DGR is focused on creating companies that explore for globally demanded commodities which are strategically important as the world urbanises and electrifies – namely copper, lithium and gas. Gold of course is timeless, the oldest form of money.
After conducting a top down search for the commodity, country and region, DGR provides seed capital to grow its daughters by proving the concept and taking the company through to initial public offering (IPO) on a stock market. With the capital raised, we explore further, to establish a resource base – as this is progressively defined, we mount secondary capital raisings. The final phase is developing the company through to advanced exploration with an ultimate aim of production. Frequently, these companies don’t get there, being taken over beforehand, and so enriching all shareholders.

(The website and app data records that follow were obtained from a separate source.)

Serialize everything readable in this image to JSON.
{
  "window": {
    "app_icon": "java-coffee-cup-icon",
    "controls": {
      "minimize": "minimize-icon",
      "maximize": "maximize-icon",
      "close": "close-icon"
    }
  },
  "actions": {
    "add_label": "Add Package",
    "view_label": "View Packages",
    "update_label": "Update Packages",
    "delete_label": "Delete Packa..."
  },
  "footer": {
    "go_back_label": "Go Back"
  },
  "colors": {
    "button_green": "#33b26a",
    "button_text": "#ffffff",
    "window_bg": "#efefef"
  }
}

SolGold exemplifies this process. The Company started exploring in Ecuador in 2012, when there was still a sovereign risk stigma associated with the country and it remained largely underexplored.

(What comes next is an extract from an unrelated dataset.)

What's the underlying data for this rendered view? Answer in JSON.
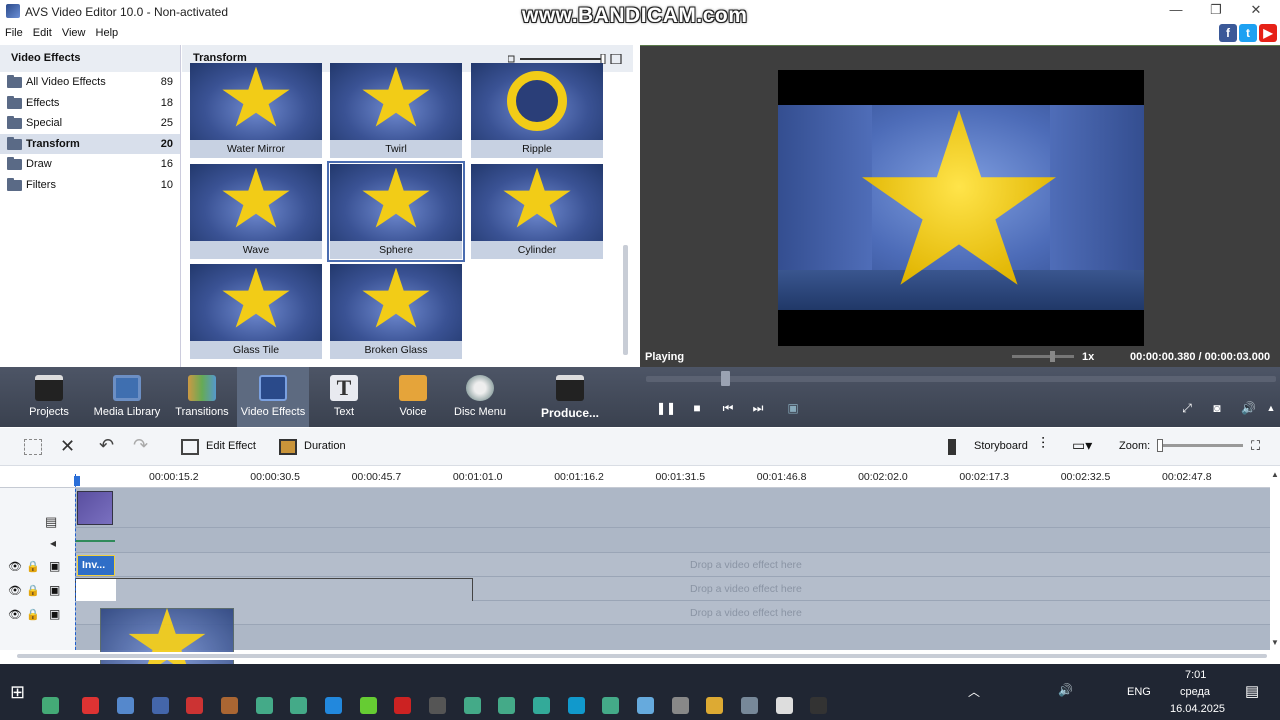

Back in October 2016, BHP and Newcrest competed for the right to buy strategic stakes in SolGold. Despite BHP then offering a small amount of money at a higher price, SolGold accepted Newcrest’s invest in 10% of its shares, as the terms allowed SolGold to remain fully in control of the project. Newcrest was also at the time, the number one block cave miner in the world, very relevant for when SolGold progressed to mining the Alpala orebody which is ideally positioned for an underground block cave mine.
Other mining heavyweights have also since flocked to Ecuador to explore for copper, including Chilean copper company CODELCO, Australian iron ore producer Fortescue Metals Group and Gina Rinehart’s Hancock Prospecting, which has secured ground surrounding SolGold’s Cascabel tenement on three sides.
It is likely that these players are all attracted by the suggestion that Alpala, which is on the gold-rich northern section of the prolific Andean Copper Belt, contains the same style and age of mineralisation in Ecuador as that which hosts the massive porphyry copper deposits in Chile – which supply half of the world’s copper production.
With ore grades declining in the Chilean copper regions, and costs rising, it makes sense for miners to look north along the Andean Copper Belt to a country that is underexplored, yet highly prospective. SolGold has four-year first mover advantage and is the largest concession holder in the country, with Fortescue the second largest. Ecuador has revised its mining tax laws and has created a Mining Ministry in a bid to woo mining investment. Ecuador expects producers to make at least US$8 billion ($11.3 billion) in investment in new mines by 2024.
Time will only tell whether the majors see the SolGold opportunity. In the meantime, the traditional arbitrage between DGR Global’s Australian Securities Exchange (ASX) price and the SolGold London valuation continues to provide a huge value opportunity for investors.
With a SolGold market capitalisation of about 660 million pounds at the current exchange rate, SolGold has a market cap of about $A1.19 billion, which makes DGR Global’s stake worth $A131.5 million.
That is a lot more than DGR Global’s market capitalisation of $A89 million.
Before BHP bought in to SolGold, the value gap to DGR was even wider.
Other resource companies that DGR Global has created – and listed – include:
· Aus Tin Mining (tin in Australia): ASX market capitalisation $34 million, market price of DGR’s stake $6.2 million.
· IronRidge Resources (gold in Chad and Ivory Coast, and lithium in Ghana and Ivory Coast): London Stock Exchange Alternative Investment market (AIM) market capitalisation 61.32 million pounds ($110.4 million), market price of DGR’s stake $26.8 million.
· Armour Energy (natural gas in Australia): ASX market capitalisation $42 million, market price of DGR’s stake $9.4 million.
· Dark Horse Resources (gold and lithium in Argentina): ASX market capitalisation $10 million, market price of DGR’s stake $1.7 million
All in all a total asset list totalling A$175.6 million.
As the value chasm narrows, DGR shares still offer discounted entry into SolGold, plus free entry to Aus Tin, IronRidge Resources, Armour Energy and Dark Horse Resources.